Cathy said: “The report raises several important concerns about the current state of the service. The increase in fatalities is worrying, and the report has identified some possible causes that should be addressed to improve the effectiveness of the service and the safety of firefighters. These include concerns about levels of training; weaknesses and failures in emergency planning set by local risk management plans; and a failure to ensure that lessons learned are taken into account across the UK service. There is also no consistent definition of what constitutes a ‘reportable’ death.”
The FBU report highlights that
- Deaths on duty of firefighters for the five years 2003-2007 have risen sharply compared with the previous five years (1998-2002).
- Eight firefighters died on duty in 2007 – the worst year for firefighter deaths since 1985.
- The trend in deaths of firefighters at incidents declined through the 1970s, 80s and 90s. But it has risen sharply since 2003.
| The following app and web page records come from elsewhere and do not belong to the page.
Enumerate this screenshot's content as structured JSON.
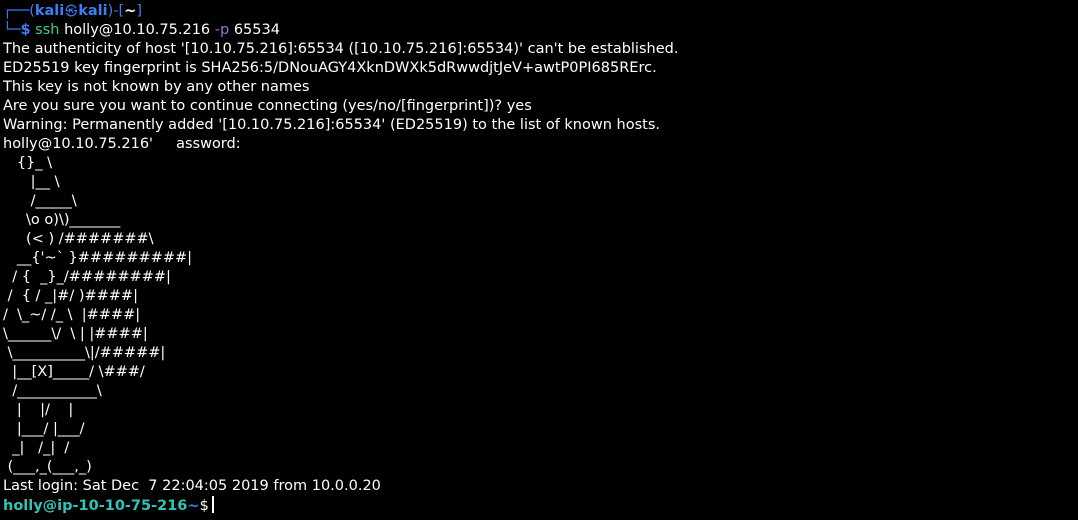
{
  "prompt1": {
    "corner_top": "┌──(",
    "user": "kali",
    "skull": "㉿",
    "host": "kali",
    "sep": ")-[",
    "cwd": "~",
    "close": "]",
    "corner_bottom": "└─",
    "dollar": "$"
  },
  "command": {
    "program": "ssh",
    "target": "holly@10.10.75.216",
    "flag": "-p",
    "port": "65534"
  },
  "output_lines": [
    "The authenticity of host '[10.10.75.216]:65534 ([10.10.75.216]:65534)' can't be established.",
    "ED25519 key fingerprint is SHA256:5/DNouAGY4XknDWXk5dRwwdjtJeV+awtP0PI685RErc.",
    "This key is not known by any other names",
    "Are you sure you want to continue connecting (yes/no/[fingerprint])? yes",
    "Warning: Permanently added '[10.10.75.216]:65534' (ED25519) to the list of known hosts.",
    "holly@10.10.75.216'     assword:"
  ],
  "ascii_art": [
    "   {}_ \\",
    "      |__ \\",
    "      /_____\\",
    "     \\o o)\\)_______",
    "     (< ) /#######\\",
    "   __{'~` }#########|",
    "  / {  _}_/########|",
    " /  { / _|#/ )####|",
    "/  \\_~/ /_ \\  |####|",
    "\\______\\/  \\ | |####|",
    " \\__________\\|/#####|",
    "  |__[X]_____/ \\###/",
    "  /___________\\",
    "   |    |/    |",
    "   |___/ |___/",
    "  _|   /_|  /",
    " (___,_(___,_)"
  ],
  "last_login": "Last login: Sat Dec  7 22:04:05 2019 from 10.0.0.20",
  "prompt2": {
    "user_host": "holly@ip-10-10-75-216",
    "cwd": "~",
    "dollar": "$"
  },
  "colors": {
    "prompt_blue": "#3b7df5",
    "prompt_green": "#44cc88",
    "prompt_teal": "#2ec4b6",
    "flag_purple": "#a46bd8",
    "background": "#000000",
    "text": "#ffffff"
  }
}
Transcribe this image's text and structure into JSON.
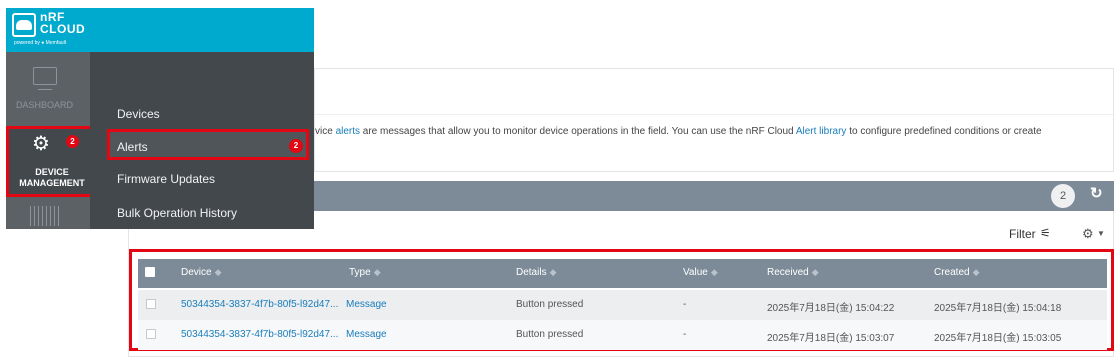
{
  "brand": {
    "name_line1": "nRF",
    "name_line2": "CLOUD",
    "powered_by": "powered by  ● Memfault"
  },
  "sidebar": {
    "dashboard_label": "DASHBOARD",
    "device_management_label_line1": "DEVICE",
    "device_management_label_line2": "MANAGEMENT",
    "device_management_badge": "2"
  },
  "submenu": {
    "items": [
      {
        "label": "Devices"
      },
      {
        "label": "Alerts",
        "badge": "2"
      },
      {
        "label": "Firmware Updates"
      },
      {
        "label": "Bulk Operation History"
      }
    ]
  },
  "info": {
    "text_prefix": "vice ",
    "alerts_link": "alerts",
    "text_middle": " are messages that allow you to monitor device operations in the field. You can use the nRF Cloud ",
    "alert_library_link": "Alert library",
    "text_suffix": " to configure predefined conditions or create"
  },
  "toolbar": {
    "count": "2",
    "filter_label": "Filter"
  },
  "table": {
    "columns": [
      "Device",
      "Type",
      "Details",
      "Value",
      "Received",
      "Created"
    ],
    "rows": [
      {
        "device": "50344354-3837-4f7b-80f5-l92d47...",
        "type": "Message",
        "details": "Button pressed",
        "value": "-",
        "received": "2025年7月18日(金) 15:04:22",
        "created": "2025年7月18日(金) 15:04:18"
      },
      {
        "device": "50344354-3837-4f7b-80f5-l92d47...",
        "type": "Message",
        "details": "Button pressed",
        "value": "-",
        "received": "2025年7月18日(金) 15:03:07",
        "created": "2025年7月18日(金) 15:03:05"
      }
    ]
  },
  "colors": {
    "brand": "#00a9ce",
    "highlight": "#e30613",
    "link": "#1a7dbb",
    "table_header": "#7d8b98"
  }
}
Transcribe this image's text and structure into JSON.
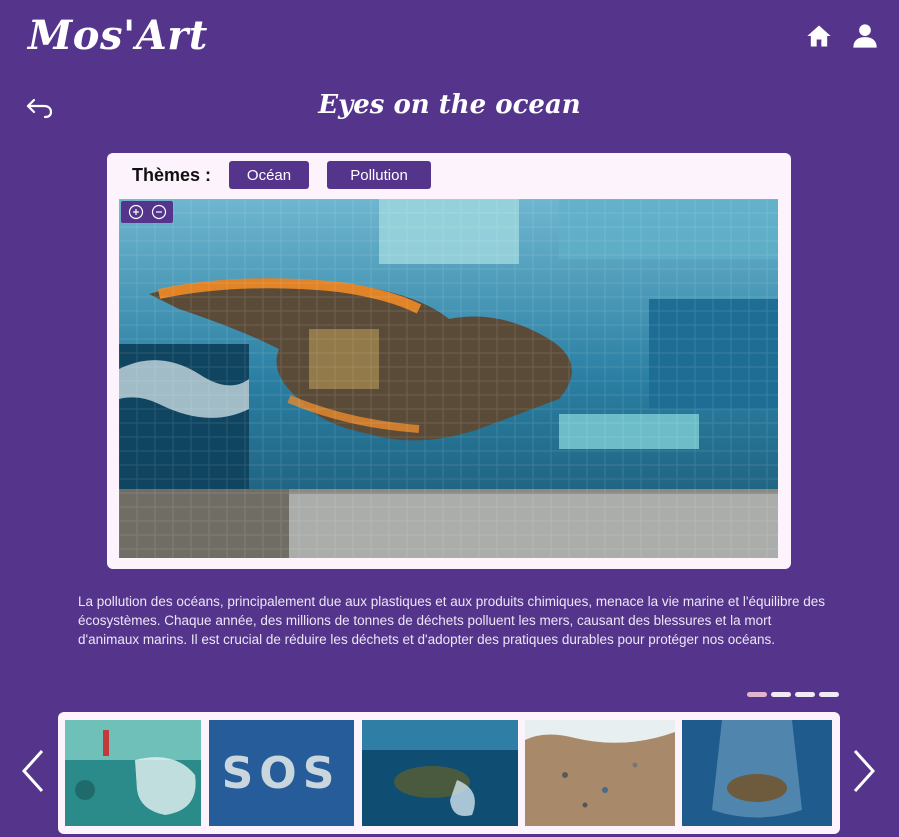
{
  "app": {
    "logo": "Mos'Art",
    "home_icon": "home-icon",
    "user_icon": "user-icon"
  },
  "page": {
    "title": "Eyes on the ocean",
    "back_icon": "back-arrow-icon"
  },
  "themes": {
    "label": "Thèmes :",
    "tags": [
      "Océan",
      "Pollution"
    ]
  },
  "mosaic": {
    "zoom_in_icon": "zoom-in-icon",
    "zoom_out_icon": "zoom-out-icon"
  },
  "description": "La pollution des océans, principalement due aux plastiques et aux produits chimiques, menace la vie marine et l'équilibre des écosystèmes. Chaque année, des millions de tonnes de déchets polluent les mers, causant des blessures et la mort d'animaux marins. Il est crucial de réduire les déchets et d'adopter des pratiques durables pour protéger nos océans.",
  "carousel": {
    "page_count": 4,
    "active_page": 1,
    "thumbnails": [
      "plastic-bag-underwater",
      "sos-written-in-stones",
      "sea-turtle-with-plastic",
      "litter-on-beach",
      "turtle-in-plastic-bag"
    ],
    "prev_icon": "chevron-left-icon",
    "next_icon": "chevron-right-icon"
  },
  "colors": {
    "background": "#55358c",
    "card": "#fcf3fc",
    "accent": "#55358c",
    "active_dot": "#e3b6cf"
  }
}
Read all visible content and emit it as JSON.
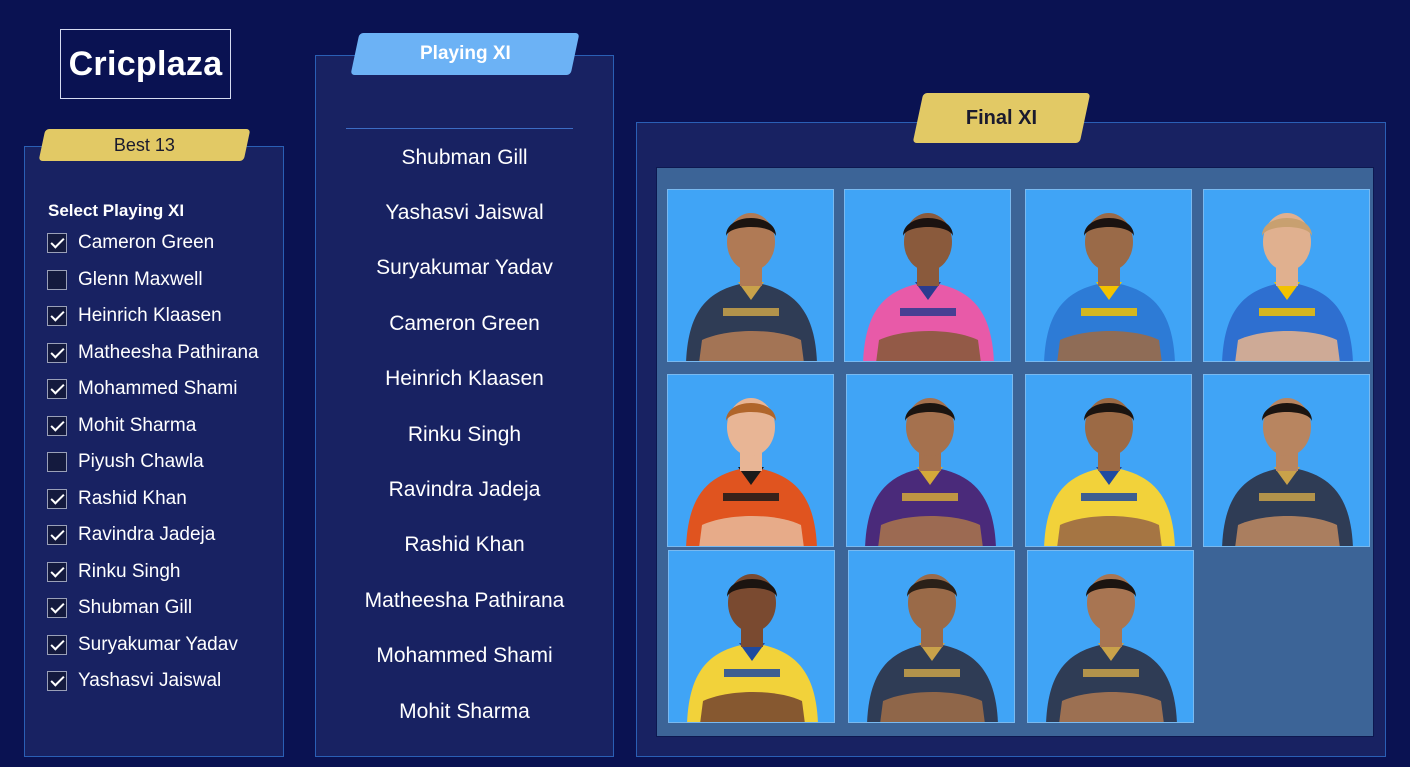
{
  "brand": {
    "name": "Cricplaza"
  },
  "best13": {
    "tag_label": "Best 13",
    "select_title": "Select Playing XI",
    "players": [
      {
        "name": "Cameron Green",
        "checked": true
      },
      {
        "name": "Glenn Maxwell",
        "checked": false
      },
      {
        "name": "Heinrich Klaasen",
        "checked": true
      },
      {
        "name": "Matheesha Pathirana",
        "checked": true
      },
      {
        "name": "Mohammed Shami",
        "checked": true
      },
      {
        "name": "Mohit Sharma",
        "checked": true
      },
      {
        "name": "Piyush Chawla",
        "checked": false
      },
      {
        "name": "Rashid Khan",
        "checked": true
      },
      {
        "name": "Ravindra Jadeja",
        "checked": true
      },
      {
        "name": "Rinku Singh",
        "checked": true
      },
      {
        "name": "Shubman Gill",
        "checked": true
      },
      {
        "name": "Suryakumar Yadav",
        "checked": true
      },
      {
        "name": "Yashasvi Jaiswal",
        "checked": true
      }
    ]
  },
  "playing_xi": {
    "tag_label": "Playing XI",
    "players": [
      "Shubman Gill",
      "Yashasvi Jaiswal",
      "Suryakumar Yadav",
      "Cameron Green",
      "Heinrich Klaasen",
      "Rinku Singh",
      "Ravindra Jadeja",
      "Rashid Khan",
      "Matheesha Pathirana",
      "Mohammed Shami",
      "Mohit Sharma"
    ]
  },
  "final_xi": {
    "tag_label": "Final XI",
    "cards": [
      {
        "jersey": "#2f3c55",
        "accent": "#c9a24a",
        "skin": "#b07a55",
        "hair": "#1b1410"
      },
      {
        "jersey": "#e85aa8",
        "accent": "#2a3b8f",
        "skin": "#8a5a3c",
        "hair": "#1a1210"
      },
      {
        "jersey": "#2d7bd6",
        "accent": "#f2c200",
        "skin": "#9a6a48",
        "hair": "#1a1210"
      },
      {
        "jersey": "#2e6fd0",
        "accent": "#f2c200",
        "skin": "#e0b08f",
        "hair": "#c8a070"
      },
      {
        "jersey": "#e0541f",
        "accent": "#1a1a1a",
        "skin": "#e8b595",
        "hair": "#b0652a"
      },
      {
        "jersey": "#4a2a7a",
        "accent": "#d4a83a",
        "skin": "#a5714e",
        "hair": "#1b1410"
      },
      {
        "jersey": "#f2d23a",
        "accent": "#1f4aa0",
        "skin": "#9c6a45",
        "hair": "#1b1410"
      },
      {
        "jersey": "#2f3c55",
        "accent": "#c9a24a",
        "skin": "#b88560",
        "hair": "#1b1410"
      },
      {
        "jersey": "#f2d23a",
        "accent": "#1f4aa0",
        "skin": "#7a4a30",
        "hair": "#1b1410"
      },
      {
        "jersey": "#2f3c55",
        "accent": "#c9a24a",
        "skin": "#9a6a48",
        "hair": "#2a2018"
      },
      {
        "jersey": "#2f3c55",
        "accent": "#c9a24a",
        "skin": "#a87552",
        "hair": "#1b1410"
      }
    ]
  }
}
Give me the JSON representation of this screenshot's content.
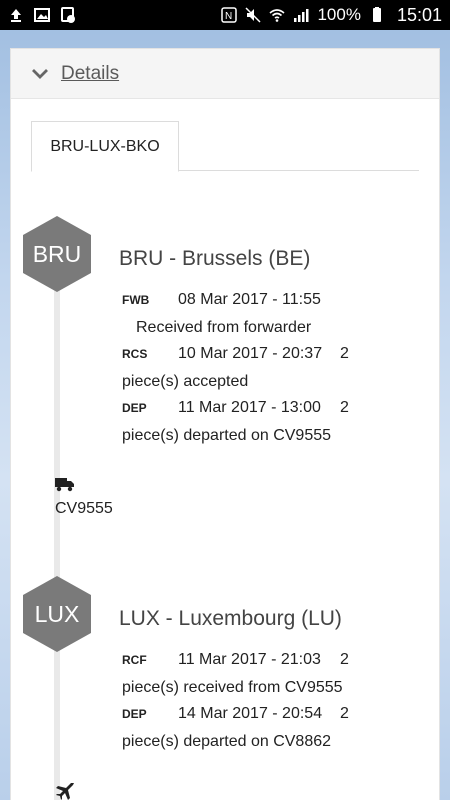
{
  "status_bar": {
    "battery": "100%",
    "time": "15:01",
    "icons": [
      "upload-icon",
      "image-icon",
      "gallery-icon",
      "nfc-icon",
      "mute-icon",
      "wifi-icon",
      "signal-icon",
      "battery-icon"
    ]
  },
  "details": {
    "label": "Details"
  },
  "tabs": [
    {
      "label": "BRU-LUX-BKO"
    }
  ],
  "stops": [
    {
      "code": "BRU",
      "title": "BRU - Brussels (BE)",
      "events": [
        {
          "code": "FWB",
          "date": "08 Mar 2017 - 11:55",
          "count": "",
          "desc": "Received from forwarder"
        },
        {
          "code": "RCS",
          "date": "10 Mar 2017 - 20:37",
          "count": "2",
          "desc": "piece(s) accepted"
        },
        {
          "code": "DEP",
          "date": "11 Mar 2017 - 13:00",
          "count": "2",
          "desc": "piece(s) departed on CV9555"
        }
      ],
      "transport": {
        "icon": "truck-icon",
        "label": "CV9555"
      }
    },
    {
      "code": "LUX",
      "title": "LUX - Luxembourg (LU)",
      "events": [
        {
          "code": "RCF",
          "date": "11 Mar 2017 - 21:03",
          "count": "2",
          "desc": "piece(s) received from CV9555"
        },
        {
          "code": "DEP",
          "date": "14 Mar 2017 - 20:54",
          "count": "2",
          "desc": "piece(s) departed on CV8862"
        }
      ],
      "transport": {
        "icon": "plane-icon",
        "label": ""
      }
    }
  ],
  "colors": {
    "hex": "#7a7a7a",
    "timeline": "#e9e9e9",
    "header_bg": "#f5f5f5"
  }
}
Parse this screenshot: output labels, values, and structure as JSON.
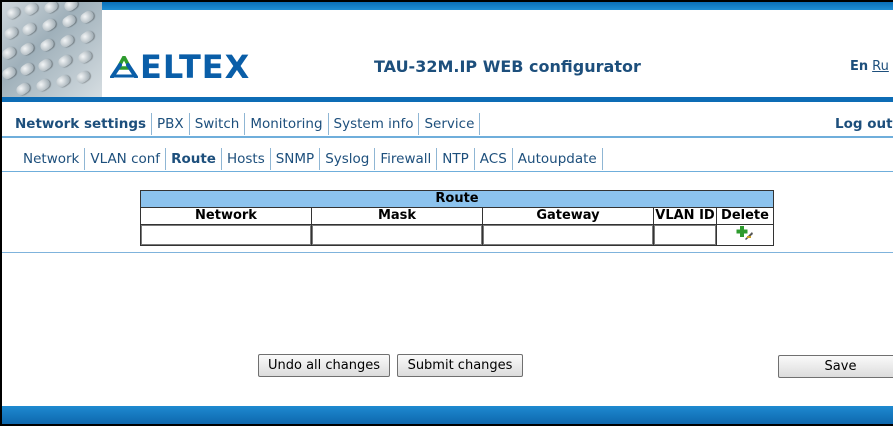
{
  "header": {
    "logo_text": "ELTEX",
    "title": "TAU-32M.IP WEB configurator",
    "lang_en": "En",
    "lang_ru": "Ru"
  },
  "main_tabs": [
    {
      "label": "Network settings",
      "active": true
    },
    {
      "label": "PBX",
      "active": false
    },
    {
      "label": "Switch",
      "active": false
    },
    {
      "label": "Monitoring",
      "active": false
    },
    {
      "label": "System info",
      "active": false
    },
    {
      "label": "Service",
      "active": false
    }
  ],
  "logout_label": "Log out",
  "sub_tabs": [
    {
      "label": "Network",
      "active": false
    },
    {
      "label": "VLAN conf",
      "active": false
    },
    {
      "label": "Route",
      "active": true
    },
    {
      "label": "Hosts",
      "active": false
    },
    {
      "label": "SNMP",
      "active": false
    },
    {
      "label": "Syslog",
      "active": false
    },
    {
      "label": "Firewall",
      "active": false
    },
    {
      "label": "NTP",
      "active": false
    },
    {
      "label": "ACS",
      "active": false
    },
    {
      "label": "Autoupdate",
      "active": false
    }
  ],
  "route_table": {
    "caption": "Route",
    "columns": [
      "Network",
      "Mask",
      "Gateway",
      "VLAN ID",
      "Delete"
    ],
    "rows": [
      {
        "network": "",
        "mask": "",
        "gateway": "",
        "vlan_id": ""
      }
    ],
    "add_icon": "add-route-icon"
  },
  "buttons": {
    "undo": "Undo all changes",
    "submit": "Submit changes",
    "save": "Save"
  },
  "colors": {
    "brand_blue": "#0a5ea8",
    "accent_green": "#2e9b2e",
    "table_caption_bg": "#8cc3ee"
  }
}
- Thirteen firefighters were killed at incidents between 2003 and 2007. However, for almost seven years prior to that period there were no firefighter deaths at incidents.
- Official records are not kept systematically, resulting in official figures being lower than the actual figures.
The report recommends
- Working with the other countries in the UK to agree on what records should be kept;
- Establishing a UK-wide system for recording firefighter fatalities and serious injuries;
- The establishment of a standard-setting body that will issue safety critical guidance and procedural advice and a guarantee by the Scottish Government to provide sufficient resources for this body; and
- Working closely with the UK Department for Communities and Local Government, and the Welsh and Northern Ireland assemblies on these issues, to spread best practice and ensure safety, resilience and interoperability across the UK.